At one time, food scientists and dietitians alike thought that lowering the overall fat content in a person’s diet would help prevent cardiovascular disease.
These days, we know that’s not really the case. It’s a little more complex than that.
Rather than eliminating fats altogether, it’s more important to know how to distinguish good fats from bad fats.
You should strive to add the right amount of essential healthy fats, while reducing your consumption of animal-based, saturated fats.
When eaten in excess, saturated fats can increase your risk of cardiovascular disease.
Saturated fats come mainly from animal products, such as red meat, pork, cheese, milk and butter.
These fats should account for less than 10% of your daily calories, or just 200 calories per day.
That’s only about 13 grams of fat, or roughly 3 tablespoons of butter for the whole day. Unfortunately, that’s the amount many people use in just one meal.
If you’re looking for a meal plan rich in healthy fats, look no further than the Mediterranean diet, which is largely plant-based. It emphasizes fruits, vegetables and whole grains, but also offers seafood and lean meat consumption, with limits on red meat and dairy products.
Having a diet rich in fruits and vegetables can offer a variety of health benefits, including lower blood pressure and cholesterol, less constipation, prevention of cancer, better oral health and higher fiber.
Fiber can help you feel full for a longer period, which can promote weight loss and provide other benefits.
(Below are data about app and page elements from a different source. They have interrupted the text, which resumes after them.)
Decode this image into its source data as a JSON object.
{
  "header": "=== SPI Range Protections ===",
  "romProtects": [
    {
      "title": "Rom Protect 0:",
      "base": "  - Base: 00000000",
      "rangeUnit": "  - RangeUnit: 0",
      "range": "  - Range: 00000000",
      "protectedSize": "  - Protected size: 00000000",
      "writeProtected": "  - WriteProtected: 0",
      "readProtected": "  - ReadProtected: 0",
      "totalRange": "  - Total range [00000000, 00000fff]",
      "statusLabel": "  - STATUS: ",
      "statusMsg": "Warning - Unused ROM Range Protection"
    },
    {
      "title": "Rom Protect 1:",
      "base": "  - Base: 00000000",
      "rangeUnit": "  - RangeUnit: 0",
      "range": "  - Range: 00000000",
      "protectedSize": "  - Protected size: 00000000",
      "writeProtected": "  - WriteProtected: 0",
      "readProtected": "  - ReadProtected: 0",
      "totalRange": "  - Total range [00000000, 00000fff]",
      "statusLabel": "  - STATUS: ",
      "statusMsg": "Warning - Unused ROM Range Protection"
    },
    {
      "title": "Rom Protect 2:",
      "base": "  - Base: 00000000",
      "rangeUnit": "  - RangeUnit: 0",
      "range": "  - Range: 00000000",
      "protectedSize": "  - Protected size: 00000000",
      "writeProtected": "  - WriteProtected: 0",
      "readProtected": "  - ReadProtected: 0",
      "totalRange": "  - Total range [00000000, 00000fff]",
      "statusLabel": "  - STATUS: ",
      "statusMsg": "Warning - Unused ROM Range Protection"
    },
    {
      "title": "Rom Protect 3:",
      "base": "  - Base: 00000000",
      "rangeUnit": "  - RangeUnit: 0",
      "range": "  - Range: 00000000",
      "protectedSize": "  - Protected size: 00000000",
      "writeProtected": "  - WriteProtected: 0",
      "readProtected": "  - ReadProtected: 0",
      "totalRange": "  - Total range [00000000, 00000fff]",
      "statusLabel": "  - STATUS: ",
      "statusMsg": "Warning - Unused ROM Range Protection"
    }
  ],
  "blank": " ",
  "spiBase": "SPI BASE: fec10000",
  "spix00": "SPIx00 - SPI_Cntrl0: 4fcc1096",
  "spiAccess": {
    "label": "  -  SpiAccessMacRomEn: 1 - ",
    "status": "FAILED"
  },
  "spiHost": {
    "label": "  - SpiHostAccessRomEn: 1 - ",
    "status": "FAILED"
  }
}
Many studies have shown the Mediterranean diet can even prevent risk of Parkinson’s disease and improve brain health.
The main sources of fat in the Mediterranean diet are plant-based oils, nuts and seeds, as well as a moderate amount healthy fat from seafood.
Examples of healthy fat sources in the Mediterranean diet are olive oil, avocado, flaxseed, walnuts, salmon, tahini, brazil nuts, almonds, tuna, chia seeds and canola oil.
Keep in mind that the Mediterranean diet limits processed and packaged foods.
Canned foods are acceptable, such as canned tuna in water, but be sure to check the sodium content on the nutrition label, because salt is usually a big ingredient in canned products.
A simple tip: Look for “Reduced Sodium” on the packaging label. Also, drain and rinse the contents before you prepare them.
Frozen fruits and vegetables, meanwhile, are dietitian-approved. They typically have as many nutrients as fresh foods.
For frozen foods, be sure there are no hidden sauces or spices pre-mixed in the bag, as those can be heavy in salt and unhealthy fats.
Frozen whole fruit is a great option if you can’t find fresh versions.
The Mediterranean diet excludes most processed foods or pre-packaged foods because they’re typically high in sodium, saturated fat and sugar.
Processed foods found in boxes or bags can contain ingredients and preservatives our body can’t use—and these items are also more likely to lead to chronic disease.
The big benefit of the Mediterranean diet is its focus on fresh produce, whole grains, healthy oils and minimally processed ingredients.
You can add healthy oils into your diet by making some simple swaps, too—nix the butter and go with olive oil or canola oil for cooking.